Advance NZ has asked a judge to intervene after it was excluded from a televised "Powerbrokers debate" alongside other minor parties.
Co-leaders Billy Te Kahika Jr and former National Party MP Jami-Lee Ross filed an urgent interlocutory injunction application against MediaWorks in the High Court at Auckland yesterday.
They had been left out of an event, promoted as the Powerbrokers and "King and Queen makers" debate, which will be filmed tomorrow in Auckland but air on Newshub Nation on Saturday morning.
It will include Act leader David Seymour, Green Party co-leader Marama Davidson, Māori Party co-leader John Tamihere and NZ First leader Winston Peters.
This afternoon, Justice Tracey Walker heard arguments from Advance NZ's lawyers Honor Lanham and Jordan Grimmer and MediaWorks' counsel Justin Graham.
Both Te Kahika and Ross were at the hearing and watched from the public gallery.
Lanham said the TV network's criteria for which political parties would be included had ignored new parties, those with "gaining support" and the fact Ross is a sitting MP who has been elected three times before.
Advance NZ, she argued, believes it has a "good prospect" of winning the Māori electorate of Te Tai Tokerau, which Te Kahika is standing in.
Support on social media for Advance NZ was also prevalent and higher in some circumstances than the Labour or National parties, Lanham added. While a recent 1 News-Colmar Brunton poll had the party at 1 per cent, the same as the Māori Party and NZ First.
"Social media is a growing means of how parties communicate with the public," Lanham told the court. "But televised debates are [still] of critical importance in an electorate cycle."
"Not all voters will use or have access to social media."
Graham said the debate's selection criteria involved having party leaders who have won seats for their party in either of the last two parliamentary terms.
"Simply put, they don't meet the criteria," he said.
Graham added Advance NZ has other opportunities to convince people to vote for them, including a TVNZ debate.
Advance NZ will take part in TVNZ's minor party debate because its criteria includes current sitting members of Parliament.
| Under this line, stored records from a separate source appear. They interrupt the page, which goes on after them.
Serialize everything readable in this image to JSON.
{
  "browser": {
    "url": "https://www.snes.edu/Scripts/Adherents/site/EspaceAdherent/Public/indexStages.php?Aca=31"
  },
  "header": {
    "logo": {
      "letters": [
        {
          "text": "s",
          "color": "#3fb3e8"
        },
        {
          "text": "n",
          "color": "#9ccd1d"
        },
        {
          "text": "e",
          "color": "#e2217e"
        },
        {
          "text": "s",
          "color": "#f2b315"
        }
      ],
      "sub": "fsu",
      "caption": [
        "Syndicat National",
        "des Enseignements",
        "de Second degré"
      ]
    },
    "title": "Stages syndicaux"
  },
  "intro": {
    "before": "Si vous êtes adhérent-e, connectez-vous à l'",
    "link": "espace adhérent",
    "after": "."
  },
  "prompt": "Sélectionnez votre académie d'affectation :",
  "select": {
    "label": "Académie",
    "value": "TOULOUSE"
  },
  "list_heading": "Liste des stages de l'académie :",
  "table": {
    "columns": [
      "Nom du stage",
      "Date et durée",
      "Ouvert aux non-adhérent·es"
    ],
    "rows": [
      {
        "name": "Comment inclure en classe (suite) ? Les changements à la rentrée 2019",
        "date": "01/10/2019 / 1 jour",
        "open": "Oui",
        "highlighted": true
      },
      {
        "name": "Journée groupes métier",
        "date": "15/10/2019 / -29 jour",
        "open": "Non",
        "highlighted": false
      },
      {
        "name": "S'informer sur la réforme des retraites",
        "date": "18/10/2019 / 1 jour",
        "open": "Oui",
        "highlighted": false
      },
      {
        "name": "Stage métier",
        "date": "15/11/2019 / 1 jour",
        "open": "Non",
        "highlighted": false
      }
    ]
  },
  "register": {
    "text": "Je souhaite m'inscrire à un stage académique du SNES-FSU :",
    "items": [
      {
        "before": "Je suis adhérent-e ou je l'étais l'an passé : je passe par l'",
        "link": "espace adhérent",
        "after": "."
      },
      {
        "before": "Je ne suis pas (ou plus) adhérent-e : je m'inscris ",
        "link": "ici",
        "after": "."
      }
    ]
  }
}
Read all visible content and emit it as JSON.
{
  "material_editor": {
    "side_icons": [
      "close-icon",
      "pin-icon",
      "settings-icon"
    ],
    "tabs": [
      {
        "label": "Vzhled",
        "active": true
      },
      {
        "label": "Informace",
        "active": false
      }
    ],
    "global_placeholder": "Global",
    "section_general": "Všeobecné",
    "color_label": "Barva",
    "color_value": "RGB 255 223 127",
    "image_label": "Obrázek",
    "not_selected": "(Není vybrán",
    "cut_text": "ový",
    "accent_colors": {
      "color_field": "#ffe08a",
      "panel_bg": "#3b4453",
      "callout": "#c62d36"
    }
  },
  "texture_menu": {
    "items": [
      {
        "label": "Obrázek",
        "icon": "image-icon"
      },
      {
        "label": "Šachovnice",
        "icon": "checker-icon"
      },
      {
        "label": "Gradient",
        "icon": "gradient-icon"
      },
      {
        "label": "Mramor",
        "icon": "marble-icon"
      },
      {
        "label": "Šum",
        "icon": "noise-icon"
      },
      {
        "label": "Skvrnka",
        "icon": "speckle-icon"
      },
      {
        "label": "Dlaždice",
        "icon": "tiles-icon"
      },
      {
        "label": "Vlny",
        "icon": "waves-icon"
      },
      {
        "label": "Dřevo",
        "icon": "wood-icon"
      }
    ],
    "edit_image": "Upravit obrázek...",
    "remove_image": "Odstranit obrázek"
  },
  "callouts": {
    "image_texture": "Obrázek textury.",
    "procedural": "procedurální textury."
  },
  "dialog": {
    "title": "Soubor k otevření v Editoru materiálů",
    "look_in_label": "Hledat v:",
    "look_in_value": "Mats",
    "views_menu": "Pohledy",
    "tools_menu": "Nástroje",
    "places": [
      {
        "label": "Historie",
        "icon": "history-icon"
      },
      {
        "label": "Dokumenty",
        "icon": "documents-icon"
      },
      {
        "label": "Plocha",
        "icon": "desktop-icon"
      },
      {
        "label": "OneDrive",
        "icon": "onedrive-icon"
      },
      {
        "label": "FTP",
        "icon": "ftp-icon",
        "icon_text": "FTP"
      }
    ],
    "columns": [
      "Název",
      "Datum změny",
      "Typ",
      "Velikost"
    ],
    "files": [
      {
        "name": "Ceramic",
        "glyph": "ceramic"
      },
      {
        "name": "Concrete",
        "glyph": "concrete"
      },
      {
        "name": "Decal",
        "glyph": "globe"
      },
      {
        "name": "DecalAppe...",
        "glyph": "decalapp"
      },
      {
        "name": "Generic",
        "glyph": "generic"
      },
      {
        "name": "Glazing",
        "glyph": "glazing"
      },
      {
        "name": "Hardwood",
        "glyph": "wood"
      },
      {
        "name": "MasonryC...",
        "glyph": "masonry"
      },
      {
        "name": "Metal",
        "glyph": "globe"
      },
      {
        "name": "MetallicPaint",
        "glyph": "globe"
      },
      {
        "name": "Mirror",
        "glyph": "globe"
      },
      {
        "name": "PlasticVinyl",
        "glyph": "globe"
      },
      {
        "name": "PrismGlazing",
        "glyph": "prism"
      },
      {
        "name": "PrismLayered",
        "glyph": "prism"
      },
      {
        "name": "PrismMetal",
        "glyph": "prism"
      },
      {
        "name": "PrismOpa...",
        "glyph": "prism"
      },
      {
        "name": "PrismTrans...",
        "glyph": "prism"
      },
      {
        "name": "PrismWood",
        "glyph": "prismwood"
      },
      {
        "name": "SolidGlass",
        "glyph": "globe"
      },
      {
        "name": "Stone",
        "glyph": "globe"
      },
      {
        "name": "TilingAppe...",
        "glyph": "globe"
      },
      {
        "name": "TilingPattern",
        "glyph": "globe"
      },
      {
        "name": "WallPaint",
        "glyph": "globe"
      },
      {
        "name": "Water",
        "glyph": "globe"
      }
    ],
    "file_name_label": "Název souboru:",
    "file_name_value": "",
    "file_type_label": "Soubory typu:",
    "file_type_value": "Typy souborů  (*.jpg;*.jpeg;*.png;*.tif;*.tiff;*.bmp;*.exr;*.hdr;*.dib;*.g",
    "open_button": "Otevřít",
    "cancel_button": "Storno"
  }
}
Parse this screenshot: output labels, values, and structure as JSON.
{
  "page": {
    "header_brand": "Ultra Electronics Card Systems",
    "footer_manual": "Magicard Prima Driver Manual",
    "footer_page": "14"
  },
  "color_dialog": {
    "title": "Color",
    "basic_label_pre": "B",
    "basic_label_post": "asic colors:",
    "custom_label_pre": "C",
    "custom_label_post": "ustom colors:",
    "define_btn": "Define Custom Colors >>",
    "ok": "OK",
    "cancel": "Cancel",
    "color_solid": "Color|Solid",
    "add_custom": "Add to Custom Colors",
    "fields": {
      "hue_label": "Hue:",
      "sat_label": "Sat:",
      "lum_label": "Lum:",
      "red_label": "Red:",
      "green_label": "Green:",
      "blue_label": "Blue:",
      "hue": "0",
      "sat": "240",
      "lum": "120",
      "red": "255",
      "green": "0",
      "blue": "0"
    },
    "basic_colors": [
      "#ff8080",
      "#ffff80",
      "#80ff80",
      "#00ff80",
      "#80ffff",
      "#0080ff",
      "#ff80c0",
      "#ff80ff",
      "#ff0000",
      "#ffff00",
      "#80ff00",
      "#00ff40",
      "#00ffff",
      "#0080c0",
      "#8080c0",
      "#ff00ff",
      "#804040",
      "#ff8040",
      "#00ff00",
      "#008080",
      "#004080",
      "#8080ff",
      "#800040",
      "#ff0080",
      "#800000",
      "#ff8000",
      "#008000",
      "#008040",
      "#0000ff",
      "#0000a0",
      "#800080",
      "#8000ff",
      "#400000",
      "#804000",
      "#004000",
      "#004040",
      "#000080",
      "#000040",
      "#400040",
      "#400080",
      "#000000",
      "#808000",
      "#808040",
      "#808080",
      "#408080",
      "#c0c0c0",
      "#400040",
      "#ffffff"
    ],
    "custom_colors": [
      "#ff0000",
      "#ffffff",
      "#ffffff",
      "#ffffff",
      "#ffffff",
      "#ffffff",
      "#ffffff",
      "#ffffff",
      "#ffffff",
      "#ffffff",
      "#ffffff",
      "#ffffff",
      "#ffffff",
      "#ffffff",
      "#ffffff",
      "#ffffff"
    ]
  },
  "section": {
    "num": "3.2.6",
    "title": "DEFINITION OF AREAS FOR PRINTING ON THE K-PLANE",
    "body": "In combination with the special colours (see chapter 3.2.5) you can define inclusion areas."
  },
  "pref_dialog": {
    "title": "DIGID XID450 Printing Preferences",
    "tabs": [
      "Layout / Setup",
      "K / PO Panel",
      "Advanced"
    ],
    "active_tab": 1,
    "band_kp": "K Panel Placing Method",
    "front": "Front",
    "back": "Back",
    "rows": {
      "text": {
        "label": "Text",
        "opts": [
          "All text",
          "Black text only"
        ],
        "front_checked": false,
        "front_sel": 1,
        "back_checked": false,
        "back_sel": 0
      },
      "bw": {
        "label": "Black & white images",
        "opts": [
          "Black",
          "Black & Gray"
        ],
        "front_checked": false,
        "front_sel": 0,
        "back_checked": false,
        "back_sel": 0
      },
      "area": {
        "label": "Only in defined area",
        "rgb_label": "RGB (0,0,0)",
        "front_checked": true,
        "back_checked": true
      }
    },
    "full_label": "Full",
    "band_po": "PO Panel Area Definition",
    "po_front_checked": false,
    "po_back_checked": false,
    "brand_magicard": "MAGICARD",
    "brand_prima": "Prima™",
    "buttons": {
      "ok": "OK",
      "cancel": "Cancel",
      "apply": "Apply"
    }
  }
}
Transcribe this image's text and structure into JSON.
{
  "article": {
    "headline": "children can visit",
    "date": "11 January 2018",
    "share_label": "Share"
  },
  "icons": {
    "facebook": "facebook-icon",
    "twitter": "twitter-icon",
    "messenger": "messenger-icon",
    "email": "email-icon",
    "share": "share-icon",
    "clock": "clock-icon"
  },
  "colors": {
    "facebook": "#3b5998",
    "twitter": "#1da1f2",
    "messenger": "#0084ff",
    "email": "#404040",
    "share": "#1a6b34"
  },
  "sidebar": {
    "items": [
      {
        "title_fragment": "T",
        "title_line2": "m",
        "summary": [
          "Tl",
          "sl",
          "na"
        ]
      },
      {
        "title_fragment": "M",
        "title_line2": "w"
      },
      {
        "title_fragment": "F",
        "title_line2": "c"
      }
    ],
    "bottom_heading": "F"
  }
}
Ross is Botany's MP but has dropped out of the race ahead of the October 17 election.
If the debate, which is due to have a live audience of 60 political scientists and commentators, was unable to proceed tomorrow it wouldn't be rescheduled and a significant cost for venue hire would be lost, the court heard.
MediaWorks had also argued there were logistical issues about adding an extra party to its debate because of Covid-19 social distancing requirements.
Justice Walker reserved her decision, which she indicated would be delivered after 11am tomorrow.
Outside court a buoyant Te Kahika told the media that Advance NZ was a "viable new party".
"We should be at all of these televised debates, we believe that our stance is right, we believe our stance has the legal precedent to be supported today, and I'm looking forward to the results."
Advance NZ has been questioned for seemingly propagating internet conspiracy theories about Covid-19, the United Nations, and 5G, among others.
Thousands of the party's followers have marched and rallied against Covid-19 restrictions and lockdowns this year.
Before the 2017 election, The Opportunities Party (TOP) filed an application for an urgent judicial review after TVNZ excluded its founder and then leader Gareth Morgan from its debates.
The High Court ruled against TOP and Morgan.
However, in 2014 then Conservative Party leader Colin Craig successfully challenged MediaWorks in court after not being invited to the minor parties' debate.
And in 2005, the High Court also ruled in favour of United Future leader Peter Dunne and Progressive Party leader Jim Anderton being added to TV3's leaders' debate.